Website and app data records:
=== Begin Enclosure ===
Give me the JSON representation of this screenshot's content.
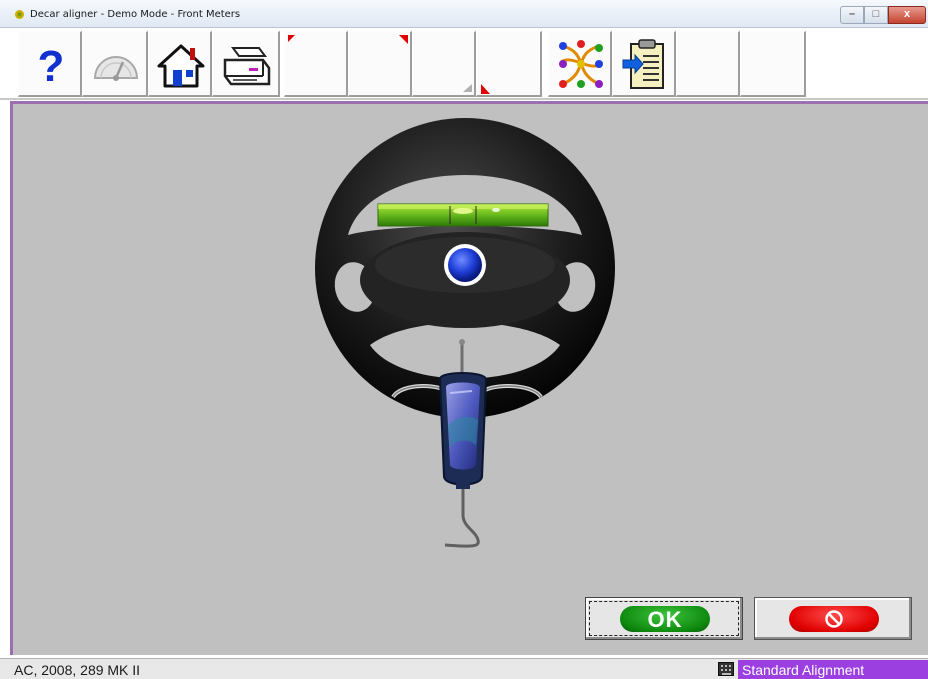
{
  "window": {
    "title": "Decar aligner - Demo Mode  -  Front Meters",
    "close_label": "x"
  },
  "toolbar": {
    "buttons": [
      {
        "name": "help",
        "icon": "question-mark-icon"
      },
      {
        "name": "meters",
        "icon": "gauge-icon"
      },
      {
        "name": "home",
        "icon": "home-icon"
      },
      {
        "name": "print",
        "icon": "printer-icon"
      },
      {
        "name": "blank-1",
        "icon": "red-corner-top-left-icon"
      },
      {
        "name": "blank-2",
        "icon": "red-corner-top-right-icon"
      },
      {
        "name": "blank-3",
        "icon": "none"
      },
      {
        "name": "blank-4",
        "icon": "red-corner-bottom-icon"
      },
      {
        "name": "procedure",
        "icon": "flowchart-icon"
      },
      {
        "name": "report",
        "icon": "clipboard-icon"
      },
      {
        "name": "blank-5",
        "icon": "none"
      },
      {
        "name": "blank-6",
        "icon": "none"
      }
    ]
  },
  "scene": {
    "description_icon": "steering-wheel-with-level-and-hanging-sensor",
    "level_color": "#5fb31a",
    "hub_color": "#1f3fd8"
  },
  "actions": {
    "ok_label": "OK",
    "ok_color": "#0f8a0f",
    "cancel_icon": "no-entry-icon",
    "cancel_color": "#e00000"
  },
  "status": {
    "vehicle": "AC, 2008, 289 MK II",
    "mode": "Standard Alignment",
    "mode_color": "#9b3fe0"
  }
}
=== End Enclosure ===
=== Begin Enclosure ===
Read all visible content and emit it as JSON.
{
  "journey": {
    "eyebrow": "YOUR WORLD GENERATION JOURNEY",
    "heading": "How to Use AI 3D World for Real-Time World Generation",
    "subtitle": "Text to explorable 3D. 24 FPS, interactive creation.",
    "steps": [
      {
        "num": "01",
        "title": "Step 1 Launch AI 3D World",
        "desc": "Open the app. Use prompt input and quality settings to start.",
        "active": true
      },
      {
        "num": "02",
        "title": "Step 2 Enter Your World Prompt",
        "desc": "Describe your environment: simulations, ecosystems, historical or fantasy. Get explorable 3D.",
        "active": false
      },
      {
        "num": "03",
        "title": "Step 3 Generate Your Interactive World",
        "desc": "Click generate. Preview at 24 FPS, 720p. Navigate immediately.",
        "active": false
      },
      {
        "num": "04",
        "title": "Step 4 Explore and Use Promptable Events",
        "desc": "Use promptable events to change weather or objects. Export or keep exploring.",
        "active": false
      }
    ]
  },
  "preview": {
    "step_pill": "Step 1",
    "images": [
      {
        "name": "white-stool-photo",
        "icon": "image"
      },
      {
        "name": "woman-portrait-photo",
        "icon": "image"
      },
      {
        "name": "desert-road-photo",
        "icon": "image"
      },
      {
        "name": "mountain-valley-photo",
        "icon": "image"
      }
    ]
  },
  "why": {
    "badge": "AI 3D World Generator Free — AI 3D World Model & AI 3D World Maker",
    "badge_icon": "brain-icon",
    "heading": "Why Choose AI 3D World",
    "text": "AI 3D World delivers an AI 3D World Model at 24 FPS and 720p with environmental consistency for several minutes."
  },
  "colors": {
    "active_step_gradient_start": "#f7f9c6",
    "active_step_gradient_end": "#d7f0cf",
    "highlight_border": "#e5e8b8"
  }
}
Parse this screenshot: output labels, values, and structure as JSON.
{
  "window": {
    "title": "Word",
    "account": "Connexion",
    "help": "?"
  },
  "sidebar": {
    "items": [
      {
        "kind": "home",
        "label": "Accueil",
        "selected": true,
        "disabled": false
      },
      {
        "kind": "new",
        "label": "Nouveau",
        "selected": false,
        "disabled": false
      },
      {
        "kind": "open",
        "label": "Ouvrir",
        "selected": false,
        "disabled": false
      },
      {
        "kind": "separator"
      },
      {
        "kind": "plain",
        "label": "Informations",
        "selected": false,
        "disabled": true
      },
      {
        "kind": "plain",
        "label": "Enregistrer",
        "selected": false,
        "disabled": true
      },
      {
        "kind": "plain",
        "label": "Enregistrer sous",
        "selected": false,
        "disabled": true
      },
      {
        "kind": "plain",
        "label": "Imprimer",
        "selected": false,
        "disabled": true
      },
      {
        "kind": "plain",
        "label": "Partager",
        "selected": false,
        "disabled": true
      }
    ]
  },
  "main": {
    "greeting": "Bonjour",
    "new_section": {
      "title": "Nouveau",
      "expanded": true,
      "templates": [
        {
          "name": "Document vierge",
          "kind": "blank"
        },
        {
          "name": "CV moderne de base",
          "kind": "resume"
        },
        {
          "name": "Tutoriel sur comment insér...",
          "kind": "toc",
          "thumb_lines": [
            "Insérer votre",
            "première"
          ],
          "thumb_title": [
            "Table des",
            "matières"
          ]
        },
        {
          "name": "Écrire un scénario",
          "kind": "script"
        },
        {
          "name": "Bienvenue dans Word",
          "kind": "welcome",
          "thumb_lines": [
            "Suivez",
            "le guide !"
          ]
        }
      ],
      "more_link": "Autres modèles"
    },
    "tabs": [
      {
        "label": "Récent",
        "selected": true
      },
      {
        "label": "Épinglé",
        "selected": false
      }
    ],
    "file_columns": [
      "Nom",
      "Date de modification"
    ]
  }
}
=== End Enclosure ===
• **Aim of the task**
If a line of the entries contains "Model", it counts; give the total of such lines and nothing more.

• **Written response**
2